On the cross appeal, the Federal Circuit affirmed the finding that claims 9 and 10 were patentable, noting that there was no error in the Board’s decision not to decide grounds of unpatentability not raised in the petition.

10**7

U.S. Patent No. 10,000,000 issued June 19, 2018 on Coherent LADAR Using Intra-Pixel Quadrature Detection.

At the current rate, we can expect utility patent number 11,000,000 in 2021.

Of course nerdy purists will point out that the 10,000,000 number does not take into account the X-patents — the 9957 (or so) patents that issued before it occurred to the Patent Office to begin numbering the patents in 1836.  The nerdiest of these purists will further point out that the 10,000,000 includes numbers for which patents were withdrawn from issue, and does not include a handful of “fractional” patents issued over the years.

Federal Circuit Denies Rehearing En Banc of Decision Federal Circuit Lacked Jurisdiction over Walker-Process Claim

In Xitronix Corp. v. KLA Tencor Corporation, [2016-2746] (June 15, 2018), the Federal Circuit denied rehearing en banc of a patent decision holding that the Federal Circuit did not have jurisdiction over the complaint alleging fraud or inequitable conduct in prosecution of the patent application were a violation of antitrust laws.  Judge Newman wrote in dissent that the jurisdictional ruling is contrary to the statute governing
the Federal Circuit, and contrary to decades of precedent and experience.

June 14, 2018, is Flag Day

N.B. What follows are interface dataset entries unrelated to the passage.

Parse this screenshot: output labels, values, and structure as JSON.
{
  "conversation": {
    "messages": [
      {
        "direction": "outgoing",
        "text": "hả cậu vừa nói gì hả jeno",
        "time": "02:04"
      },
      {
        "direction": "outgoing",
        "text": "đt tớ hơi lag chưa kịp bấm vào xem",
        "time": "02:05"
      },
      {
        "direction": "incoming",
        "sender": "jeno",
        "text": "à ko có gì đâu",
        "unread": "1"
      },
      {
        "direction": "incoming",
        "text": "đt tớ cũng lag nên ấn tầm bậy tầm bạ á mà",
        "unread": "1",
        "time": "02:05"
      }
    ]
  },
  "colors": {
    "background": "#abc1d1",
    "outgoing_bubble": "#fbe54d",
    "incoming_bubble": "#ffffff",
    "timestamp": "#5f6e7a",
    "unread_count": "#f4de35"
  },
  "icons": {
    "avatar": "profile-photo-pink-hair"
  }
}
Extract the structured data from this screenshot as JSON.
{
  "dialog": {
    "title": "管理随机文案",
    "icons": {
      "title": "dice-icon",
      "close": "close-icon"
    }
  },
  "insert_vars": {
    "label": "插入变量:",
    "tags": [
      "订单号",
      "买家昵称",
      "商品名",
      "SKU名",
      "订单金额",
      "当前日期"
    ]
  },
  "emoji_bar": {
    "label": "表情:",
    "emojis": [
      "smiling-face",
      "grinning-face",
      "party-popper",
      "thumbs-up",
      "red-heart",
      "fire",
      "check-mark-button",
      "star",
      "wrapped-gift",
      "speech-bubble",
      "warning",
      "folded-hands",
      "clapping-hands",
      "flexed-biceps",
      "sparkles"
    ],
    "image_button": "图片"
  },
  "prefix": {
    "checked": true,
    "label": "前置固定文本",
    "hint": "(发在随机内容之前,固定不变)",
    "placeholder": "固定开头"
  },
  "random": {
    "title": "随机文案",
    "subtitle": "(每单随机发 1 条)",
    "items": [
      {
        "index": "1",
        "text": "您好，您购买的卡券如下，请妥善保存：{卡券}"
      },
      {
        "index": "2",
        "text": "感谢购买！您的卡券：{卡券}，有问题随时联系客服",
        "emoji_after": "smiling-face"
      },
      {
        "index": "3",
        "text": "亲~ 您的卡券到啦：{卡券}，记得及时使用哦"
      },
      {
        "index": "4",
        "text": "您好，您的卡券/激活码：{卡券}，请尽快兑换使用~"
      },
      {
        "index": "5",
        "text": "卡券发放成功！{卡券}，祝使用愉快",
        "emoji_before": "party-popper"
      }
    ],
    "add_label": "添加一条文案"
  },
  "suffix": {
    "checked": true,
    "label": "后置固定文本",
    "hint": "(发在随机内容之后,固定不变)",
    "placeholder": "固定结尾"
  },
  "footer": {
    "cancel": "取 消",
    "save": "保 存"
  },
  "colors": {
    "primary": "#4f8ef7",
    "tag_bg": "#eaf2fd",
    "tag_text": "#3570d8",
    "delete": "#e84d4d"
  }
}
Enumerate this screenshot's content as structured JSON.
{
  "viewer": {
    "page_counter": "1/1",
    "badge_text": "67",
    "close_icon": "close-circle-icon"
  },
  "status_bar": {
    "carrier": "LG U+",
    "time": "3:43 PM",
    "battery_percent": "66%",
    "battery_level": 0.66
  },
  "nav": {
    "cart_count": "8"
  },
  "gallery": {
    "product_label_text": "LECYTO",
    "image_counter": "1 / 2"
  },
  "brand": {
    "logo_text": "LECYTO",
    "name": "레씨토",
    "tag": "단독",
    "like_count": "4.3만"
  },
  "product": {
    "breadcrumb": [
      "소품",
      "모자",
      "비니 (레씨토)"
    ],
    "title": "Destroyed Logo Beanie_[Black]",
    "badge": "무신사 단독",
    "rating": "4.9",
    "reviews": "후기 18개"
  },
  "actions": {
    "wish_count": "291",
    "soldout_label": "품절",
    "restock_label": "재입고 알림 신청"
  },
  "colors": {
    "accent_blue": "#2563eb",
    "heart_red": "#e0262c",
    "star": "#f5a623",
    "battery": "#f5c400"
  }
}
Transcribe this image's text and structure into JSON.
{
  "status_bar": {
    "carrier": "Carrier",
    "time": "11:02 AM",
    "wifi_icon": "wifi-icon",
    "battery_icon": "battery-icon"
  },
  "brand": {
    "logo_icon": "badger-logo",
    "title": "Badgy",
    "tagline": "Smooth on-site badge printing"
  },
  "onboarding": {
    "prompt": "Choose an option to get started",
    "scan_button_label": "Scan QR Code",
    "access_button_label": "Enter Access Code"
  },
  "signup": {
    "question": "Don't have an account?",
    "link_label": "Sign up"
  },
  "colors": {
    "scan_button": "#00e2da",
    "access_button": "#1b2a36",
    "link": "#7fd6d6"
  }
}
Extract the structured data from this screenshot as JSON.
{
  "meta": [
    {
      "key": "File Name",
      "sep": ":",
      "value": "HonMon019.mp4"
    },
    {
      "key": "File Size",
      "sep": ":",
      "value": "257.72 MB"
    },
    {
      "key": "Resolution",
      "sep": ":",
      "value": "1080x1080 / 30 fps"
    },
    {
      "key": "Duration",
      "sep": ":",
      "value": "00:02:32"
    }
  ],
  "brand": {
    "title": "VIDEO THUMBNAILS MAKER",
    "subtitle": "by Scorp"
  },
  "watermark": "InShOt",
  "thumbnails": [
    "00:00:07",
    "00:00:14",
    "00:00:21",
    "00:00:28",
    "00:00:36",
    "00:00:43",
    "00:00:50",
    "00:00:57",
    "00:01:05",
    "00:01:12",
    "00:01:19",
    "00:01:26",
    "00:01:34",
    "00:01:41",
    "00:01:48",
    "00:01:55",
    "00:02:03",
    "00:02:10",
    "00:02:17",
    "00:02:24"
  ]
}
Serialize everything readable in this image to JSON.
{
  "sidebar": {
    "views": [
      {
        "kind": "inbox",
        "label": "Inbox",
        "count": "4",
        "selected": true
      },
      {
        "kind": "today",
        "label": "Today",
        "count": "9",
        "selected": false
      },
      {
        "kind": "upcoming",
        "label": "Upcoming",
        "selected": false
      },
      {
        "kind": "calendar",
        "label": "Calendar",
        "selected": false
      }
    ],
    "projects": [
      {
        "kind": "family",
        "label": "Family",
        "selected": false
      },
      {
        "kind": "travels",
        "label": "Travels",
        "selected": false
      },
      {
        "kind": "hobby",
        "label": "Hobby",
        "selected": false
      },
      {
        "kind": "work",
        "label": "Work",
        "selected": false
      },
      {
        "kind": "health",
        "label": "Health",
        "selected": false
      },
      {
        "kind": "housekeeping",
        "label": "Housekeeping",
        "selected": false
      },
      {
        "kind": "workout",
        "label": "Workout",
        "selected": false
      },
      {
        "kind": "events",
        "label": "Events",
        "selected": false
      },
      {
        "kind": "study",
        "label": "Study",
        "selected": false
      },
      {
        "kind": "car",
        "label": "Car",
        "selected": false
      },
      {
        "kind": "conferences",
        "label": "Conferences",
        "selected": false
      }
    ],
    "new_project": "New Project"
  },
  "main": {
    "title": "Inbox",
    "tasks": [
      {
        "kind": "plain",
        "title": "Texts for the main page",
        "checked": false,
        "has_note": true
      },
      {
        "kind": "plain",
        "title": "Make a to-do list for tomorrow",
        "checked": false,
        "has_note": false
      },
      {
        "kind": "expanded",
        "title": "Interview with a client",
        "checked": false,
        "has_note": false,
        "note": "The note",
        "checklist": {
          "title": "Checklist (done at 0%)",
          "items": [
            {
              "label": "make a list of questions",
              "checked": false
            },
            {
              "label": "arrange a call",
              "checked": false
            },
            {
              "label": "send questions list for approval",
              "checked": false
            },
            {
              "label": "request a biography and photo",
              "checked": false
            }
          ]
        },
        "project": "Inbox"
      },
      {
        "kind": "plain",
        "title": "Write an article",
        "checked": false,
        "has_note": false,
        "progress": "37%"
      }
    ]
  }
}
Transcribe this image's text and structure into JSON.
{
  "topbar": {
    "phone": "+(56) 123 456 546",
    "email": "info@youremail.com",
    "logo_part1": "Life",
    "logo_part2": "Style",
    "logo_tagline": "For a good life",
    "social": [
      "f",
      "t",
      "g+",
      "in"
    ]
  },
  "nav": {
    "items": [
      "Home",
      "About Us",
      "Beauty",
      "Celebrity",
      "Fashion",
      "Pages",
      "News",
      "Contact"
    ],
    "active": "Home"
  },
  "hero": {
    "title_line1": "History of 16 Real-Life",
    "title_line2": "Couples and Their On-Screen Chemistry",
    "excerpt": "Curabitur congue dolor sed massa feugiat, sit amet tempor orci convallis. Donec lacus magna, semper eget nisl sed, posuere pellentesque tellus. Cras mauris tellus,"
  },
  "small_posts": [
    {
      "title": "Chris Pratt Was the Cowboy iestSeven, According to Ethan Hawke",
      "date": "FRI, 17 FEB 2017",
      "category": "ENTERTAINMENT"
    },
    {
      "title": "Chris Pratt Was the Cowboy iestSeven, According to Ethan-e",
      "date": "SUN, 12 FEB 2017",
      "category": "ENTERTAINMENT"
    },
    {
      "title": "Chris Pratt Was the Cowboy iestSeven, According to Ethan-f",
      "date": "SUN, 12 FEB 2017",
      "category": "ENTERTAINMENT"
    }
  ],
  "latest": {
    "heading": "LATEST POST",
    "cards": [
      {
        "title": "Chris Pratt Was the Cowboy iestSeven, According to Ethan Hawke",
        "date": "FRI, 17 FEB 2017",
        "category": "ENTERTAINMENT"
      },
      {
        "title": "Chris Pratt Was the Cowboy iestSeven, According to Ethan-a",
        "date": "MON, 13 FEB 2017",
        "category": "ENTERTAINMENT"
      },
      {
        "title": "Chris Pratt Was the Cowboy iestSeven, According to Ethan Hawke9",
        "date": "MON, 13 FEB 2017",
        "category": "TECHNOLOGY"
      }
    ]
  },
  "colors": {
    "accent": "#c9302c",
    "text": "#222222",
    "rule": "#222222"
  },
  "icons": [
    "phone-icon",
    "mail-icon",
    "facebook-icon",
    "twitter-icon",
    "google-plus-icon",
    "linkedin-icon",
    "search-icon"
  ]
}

Americans are proud of our flag, and the records of the U.S. Patent and Trademark Office, document a wide array of creative ways we Americans have found to display the flag, including on decorative displays (U.S. Patent No. 89,270): on parking meters (U.S. Patent No. 2,686,029):on our SUV’s (U.S. Patent No. 6,860,047):

on our mailboxes (U.S. Patent No. 6,929,173):

on our beverages (U.S. Patent No. D695626):

and even on our bandages (U.S. Patent No. D516730):

Salute the flag, where ever you find it!